The play design, however, is strictly a run up the middle. This is strength on strength, meaning the offensive line, including the tight ends, need to surge up the middle and collide with the defensive line. They don't necessarily have to blow anyone off the line, but they have to be able to push someone to the side. That will allow the full back to go up the middle, clear out the proverbial garbage, and allow the running back to dive into the end zone.
It's all predicated on getting that surge, though, and opening the hole.
This is one second after the snap. As you can see, there is no surge. The interior offensive line is occupying space, and the defensive line is standing them up. This is still okay, as long as they can push someone to the side. But without the surge or the initial block, they fall to a distinct disadvantage.
By the time the running back gets the ball, this play is as good as dead. There's absolute carnage in the middle. There is maybe a hole up the right side, but it's about to be filled by a linebacker. There's maybe a hole on the left, but it's about to be filled by a different linebacker. The safety now becomes a factor because the fullback's disappeared into the line, meaning the deep tackler is free to engage the middle of the play and make the last possible stop.
There is absolutely nothing in the middle of the play, though.
The possible holes don't matter, though, because Tyler Rouse is never getting to that point. Because the offensive line had zero surge and didn't hold any blocks, there are at least six Wake Forest defenders who are going to tackle him before he even gets to the goal line. On top of it all, he's running up the middle and slightly off right, which is the opposite side of the unbalanced line.
When you combine everything, think about what's about to happen. You have a hand off deep behind the line of scrimmage, but you have an offensive line that is blown off the one yard line and is about to get their running back blown up at the three or four yard line.
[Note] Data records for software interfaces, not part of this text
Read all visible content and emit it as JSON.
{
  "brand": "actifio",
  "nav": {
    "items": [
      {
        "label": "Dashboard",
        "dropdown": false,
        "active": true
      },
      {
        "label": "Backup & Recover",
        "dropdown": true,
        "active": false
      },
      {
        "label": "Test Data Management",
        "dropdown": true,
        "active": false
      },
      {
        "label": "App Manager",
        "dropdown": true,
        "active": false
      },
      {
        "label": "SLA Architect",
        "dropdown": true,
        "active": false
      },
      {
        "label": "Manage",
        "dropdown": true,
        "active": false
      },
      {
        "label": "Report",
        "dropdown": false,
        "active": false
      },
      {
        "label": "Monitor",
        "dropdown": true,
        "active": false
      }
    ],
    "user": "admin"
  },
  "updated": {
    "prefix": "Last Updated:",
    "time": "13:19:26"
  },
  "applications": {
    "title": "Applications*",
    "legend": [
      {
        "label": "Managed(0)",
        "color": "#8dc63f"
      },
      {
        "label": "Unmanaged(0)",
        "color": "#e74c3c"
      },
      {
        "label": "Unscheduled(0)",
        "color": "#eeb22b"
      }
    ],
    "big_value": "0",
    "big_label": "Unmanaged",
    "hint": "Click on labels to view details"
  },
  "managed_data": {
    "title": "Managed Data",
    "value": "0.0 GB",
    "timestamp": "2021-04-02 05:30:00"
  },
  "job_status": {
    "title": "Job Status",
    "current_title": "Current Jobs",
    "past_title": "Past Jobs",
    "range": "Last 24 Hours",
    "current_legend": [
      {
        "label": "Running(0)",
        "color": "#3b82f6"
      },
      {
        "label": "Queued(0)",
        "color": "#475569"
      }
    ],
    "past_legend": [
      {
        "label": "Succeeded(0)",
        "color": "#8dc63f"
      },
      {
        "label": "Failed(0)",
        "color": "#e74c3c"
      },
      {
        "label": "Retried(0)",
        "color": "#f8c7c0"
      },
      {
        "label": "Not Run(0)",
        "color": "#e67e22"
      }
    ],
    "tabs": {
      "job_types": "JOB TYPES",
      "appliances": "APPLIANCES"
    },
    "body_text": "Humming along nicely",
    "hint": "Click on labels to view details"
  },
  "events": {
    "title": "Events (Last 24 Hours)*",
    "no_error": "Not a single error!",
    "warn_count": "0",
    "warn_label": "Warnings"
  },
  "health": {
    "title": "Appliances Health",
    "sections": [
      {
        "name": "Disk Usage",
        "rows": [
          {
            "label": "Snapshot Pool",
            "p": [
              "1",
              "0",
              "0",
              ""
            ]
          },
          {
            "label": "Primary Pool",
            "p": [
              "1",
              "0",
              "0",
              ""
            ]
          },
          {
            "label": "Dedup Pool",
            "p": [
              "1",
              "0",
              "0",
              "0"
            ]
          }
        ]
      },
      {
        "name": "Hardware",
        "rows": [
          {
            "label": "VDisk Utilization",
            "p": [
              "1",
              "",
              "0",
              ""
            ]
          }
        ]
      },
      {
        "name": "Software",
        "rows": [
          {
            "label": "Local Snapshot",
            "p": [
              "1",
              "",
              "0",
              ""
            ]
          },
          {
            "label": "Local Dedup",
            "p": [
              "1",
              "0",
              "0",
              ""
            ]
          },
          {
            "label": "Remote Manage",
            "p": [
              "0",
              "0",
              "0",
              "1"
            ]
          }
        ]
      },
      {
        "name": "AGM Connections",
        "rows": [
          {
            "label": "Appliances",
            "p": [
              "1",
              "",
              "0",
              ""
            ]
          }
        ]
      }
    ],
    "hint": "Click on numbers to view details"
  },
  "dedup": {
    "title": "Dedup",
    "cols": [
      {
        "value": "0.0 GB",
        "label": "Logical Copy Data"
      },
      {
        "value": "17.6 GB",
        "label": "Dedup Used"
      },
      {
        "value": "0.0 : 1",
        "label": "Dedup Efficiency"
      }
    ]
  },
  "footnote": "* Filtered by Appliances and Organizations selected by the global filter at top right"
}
Barry Sanders isn't scoring in that situation, let alone Tyler Rouse.
Tyler Rouse is in there somewhere, but there's no chance of a second effort because there are three white jerseys on the maroon mass at the one yard line. Still, that's somehow what he's able to do. He's able to break free and create a second effort despite having three white jerseys hanging on him. A couple of blockers come over to help push the pile, but it doesn't go anywhere.
It's important to note that Wake Forest wasn't actually going for a tackle there. They were making an attempt at the ball while holding up the ball carrier.
The entire sequence devolves as more people join the fray, but the clock continues to roll. As more Wake guys jump into the pile, they realize they can end the game because BC has no timeouts and need to clock the ball. Smith can't spike it, and the Eagles lose.
My biggest bone in this whole thing is the play call. On first down with 18 seconds left, you don't have to plow the line on the first try. Since BC clearly can't run a no-huddle two-minute drill, I'll never understand why they didn't clock the play and spike the ball on first down. Not only would they have had more time, but they probably would've had a couple of more options available.
I understand the hesitation to throw the ball with Smith under center, but this is a clear-cut example of over coaching. Steve Addazio and Todd Fitch outcoached themselves by not spiking the ball on first down at the one to set up a play, then running a run play up the middle behind mediocre to poor blocking was never going to work. In that situation, you need to be able to take more than one shot, and the coaching calls combined with poor execution to deny the team that right.